Oklahoma Legislators Pressured To Ban Texting While Driving
There is increasing pressure on Oklahoma legislators to pass a law banning texting while operating a motor vehicle. While past legislative initiatives have failed, public support for such a law is growing as evidence of the dangers of sending text messages while driving accumulates.
In addition, pressure on the state’s elected representatives is mounting due to the fact that Oklahoma is a member of a rapidly dwindling group of states still resisting legislative action on this much-discussed road safety issue.
As concern about car accidents attributed to distracted driving intensifies, calls to ban texting while driving in this state are expected to become even louder.
Evidence accumulates that using a cell phone while driving is unsafe
An article in the Stillwater News Press cites evidence of the impact of cell phone use by drivers – either texting or talking – on road safety. Of the approximately five million car accidents nationwide in 2011, the National Safety Council estimates that 25 percent involved cell phone use.
In addition, a 2005 study published in the journal Human Factors determined that using a cell phone while driving is more dangerous than driving while inebriated. In fact, drivers using cell phones reacted 18 percent more slowly to traffic situations requiring braking than did drivers who exceeded the legal blood alcohol limit.
While talking on a cell phone and driving is risky, the director of the Oklahoma Safety Council rates texting as the most dangerous cell phone activity for drivers, “because you physically take your eyes off the road.”
Oklahoma lags behind most other states in legislative sanctions against distracted driving
Current Oklahoma law specifies that drivers cannot be charged for cell phone use while driving unless they are involved in a car accident. Concerned legislators and road safety activists say that this provision does not go far enough – they want a law that specifically bans texting while driving. Most American states have now passed such a law: Oklahoma is one of only nine states that have not yet banned text-messaging while driving.

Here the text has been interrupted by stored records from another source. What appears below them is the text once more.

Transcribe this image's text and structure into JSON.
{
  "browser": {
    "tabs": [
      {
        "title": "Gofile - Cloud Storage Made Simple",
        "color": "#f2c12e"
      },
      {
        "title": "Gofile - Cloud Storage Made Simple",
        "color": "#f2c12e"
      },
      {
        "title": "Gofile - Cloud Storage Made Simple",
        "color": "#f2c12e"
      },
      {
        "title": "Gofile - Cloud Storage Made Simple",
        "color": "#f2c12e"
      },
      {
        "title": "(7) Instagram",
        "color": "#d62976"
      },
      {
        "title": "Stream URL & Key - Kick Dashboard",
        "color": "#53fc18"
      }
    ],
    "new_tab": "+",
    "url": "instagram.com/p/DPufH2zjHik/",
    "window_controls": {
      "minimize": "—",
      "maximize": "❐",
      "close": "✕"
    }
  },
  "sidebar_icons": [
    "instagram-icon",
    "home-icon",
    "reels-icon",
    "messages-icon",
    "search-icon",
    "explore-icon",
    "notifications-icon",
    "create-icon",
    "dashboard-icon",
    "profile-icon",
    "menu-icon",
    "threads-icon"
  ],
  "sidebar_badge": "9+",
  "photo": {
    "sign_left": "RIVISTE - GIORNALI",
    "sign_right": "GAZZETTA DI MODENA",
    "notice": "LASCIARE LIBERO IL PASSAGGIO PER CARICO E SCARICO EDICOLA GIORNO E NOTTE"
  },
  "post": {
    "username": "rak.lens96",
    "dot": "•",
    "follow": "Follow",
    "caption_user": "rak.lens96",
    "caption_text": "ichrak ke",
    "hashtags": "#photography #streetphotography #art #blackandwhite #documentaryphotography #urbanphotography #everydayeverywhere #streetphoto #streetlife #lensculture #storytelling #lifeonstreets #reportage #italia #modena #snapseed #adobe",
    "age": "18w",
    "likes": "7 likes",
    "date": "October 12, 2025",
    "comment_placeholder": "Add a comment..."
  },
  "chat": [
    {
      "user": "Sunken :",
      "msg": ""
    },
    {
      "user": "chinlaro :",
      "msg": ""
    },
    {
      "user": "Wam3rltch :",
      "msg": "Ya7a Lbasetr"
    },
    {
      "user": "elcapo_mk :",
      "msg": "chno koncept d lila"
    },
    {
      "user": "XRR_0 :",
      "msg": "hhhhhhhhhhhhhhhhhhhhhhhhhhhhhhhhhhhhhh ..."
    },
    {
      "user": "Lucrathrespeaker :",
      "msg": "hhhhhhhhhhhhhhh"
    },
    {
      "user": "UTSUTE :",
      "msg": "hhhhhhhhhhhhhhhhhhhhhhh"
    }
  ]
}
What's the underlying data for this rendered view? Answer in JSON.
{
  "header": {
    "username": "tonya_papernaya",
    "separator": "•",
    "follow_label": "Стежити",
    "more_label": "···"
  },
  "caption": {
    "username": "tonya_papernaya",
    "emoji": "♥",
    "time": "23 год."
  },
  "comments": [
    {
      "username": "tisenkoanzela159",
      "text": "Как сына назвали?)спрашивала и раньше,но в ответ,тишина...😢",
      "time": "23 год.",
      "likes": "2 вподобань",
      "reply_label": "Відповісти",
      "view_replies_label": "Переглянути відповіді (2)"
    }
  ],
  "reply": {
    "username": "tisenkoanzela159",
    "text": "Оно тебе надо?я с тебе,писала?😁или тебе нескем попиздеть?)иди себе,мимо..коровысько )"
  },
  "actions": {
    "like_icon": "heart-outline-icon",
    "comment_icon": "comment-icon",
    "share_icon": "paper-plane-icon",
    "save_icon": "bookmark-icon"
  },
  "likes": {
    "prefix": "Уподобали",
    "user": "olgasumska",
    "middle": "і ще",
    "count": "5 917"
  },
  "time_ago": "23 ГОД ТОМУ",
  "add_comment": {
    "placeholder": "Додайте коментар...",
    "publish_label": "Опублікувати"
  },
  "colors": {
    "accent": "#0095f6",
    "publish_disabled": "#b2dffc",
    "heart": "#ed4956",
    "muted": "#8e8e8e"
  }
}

An article in the Tulsa World notes that legislation banning texting while operating a motor vehicle has been introduced in each of five consecutive years – up to and including 2013 – in the Oklahoma legislature. Each time the bill has been voted down. Road safety activists and those legislators who support such legislation vow to continue fighting for a law.
Anyone injured as a result of a car accident that may have been caused by distracted driving should contact a personal injury lawyer with experience in this area. An attorney with relevant expertise will provide timely advice and – if the matter goes to trial – vigorous representation in a court of law.